You Be the Judge: Can An Employer Piggyback on Worker’s Safety Training from Previous Employer?
- adapted from the November 2019 issue of OHS Insider
A company hires a trained brickworker and puts him right to work. One of his job duties is to inspect bricks as they advance on the conveyor, hand-pick the bad bricks from the line and rake the good bricks so that a large dehacker machine can carry them away. Six months after starting the job, the brickworker wanders into an unguarded area in the path of the dehacker machine and gets crushed suffering injuries that would prevent him from ever working again. Since he had 30 years’ experience, the company gave him only a one-day crash training course on its safety procedures that didn’t cover the dangers of the dehacker machine, although it did warn him that the area was unguarded and that he needed to keep clear of it.
You Make the Call
True or False? The company was found liable for not properly training the brickworker, even though he was a skilled worker with 30 years of experience.
This hypothetical is loosely based on the facts of an old but still important case called R. v. Canada Brick,  O.J. No. 2978, June 30, 2005] that happened in Ontario but is cited in all parts of the country, including Saskatchewan.
The key question
Did the company exercise due diligence, i.e., take all reasonable steps to comply with the OHS laws and protect the brickworker from foreseeable risks? The court said no and held the company liable for, among other things, failing to properly train the brickworker how to do his job safely.
Two Lessons Illustrated
1. You Can’t Always Rely on Training from Previous Employers
The company admitted that it didn’t fully train the brickworker in the dangers of doing his job. But it said it didn’t have to. After all, the guy had more than 30 years’ experience at the other plant. So, it figured that it would be enough to acquaint him with the company’s safety procedures and let him do the job he had been trained to do. But the court saw it differently. A company can’t rely on the training provided by a previous employer, it said. Safety training from one company doesn’t necessarily translate to another company, particularly when the machines and processes involved are different. The company should have specifically trained all of its new workers, even the veterans, on the dangers of the dehacker machine.
2. Warnings Are Not a Substitute for Engineering Safety Measures

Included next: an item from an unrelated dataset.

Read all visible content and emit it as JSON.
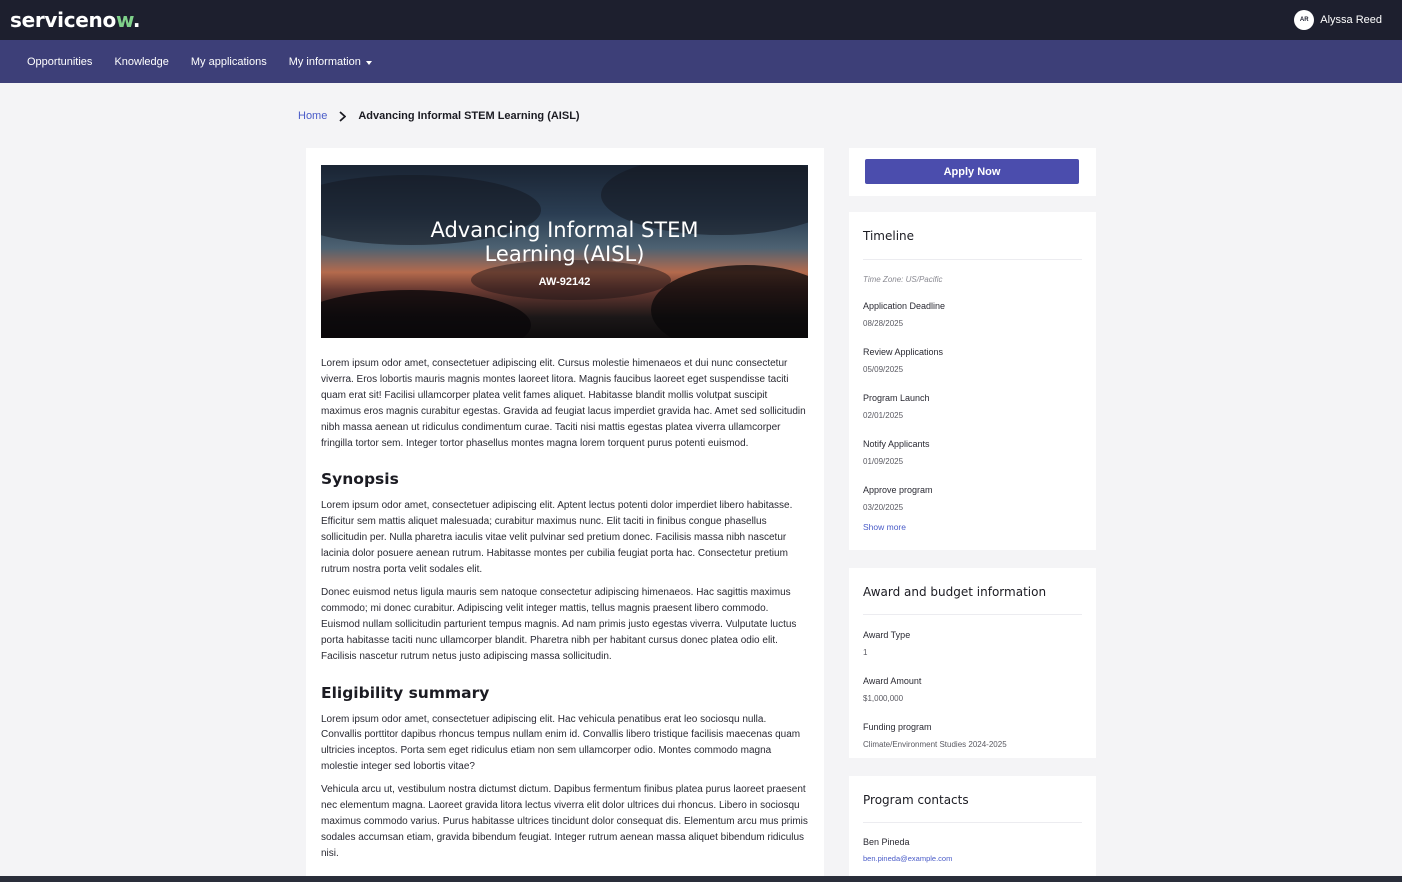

The other reason that the company couldn’t prove due diligence is that it didn’t have machine guards in place to block access to the dehacker machine. The supervisor was competent and conscientious. He would walk around the plant keeping an eye on workers, especially new ones, and caution them to be careful when working with the machines. Not only were these warnings not enough but, according to the court, they were evidence showing that the company recognized the risk of injury and didn’t do enough to prevent it.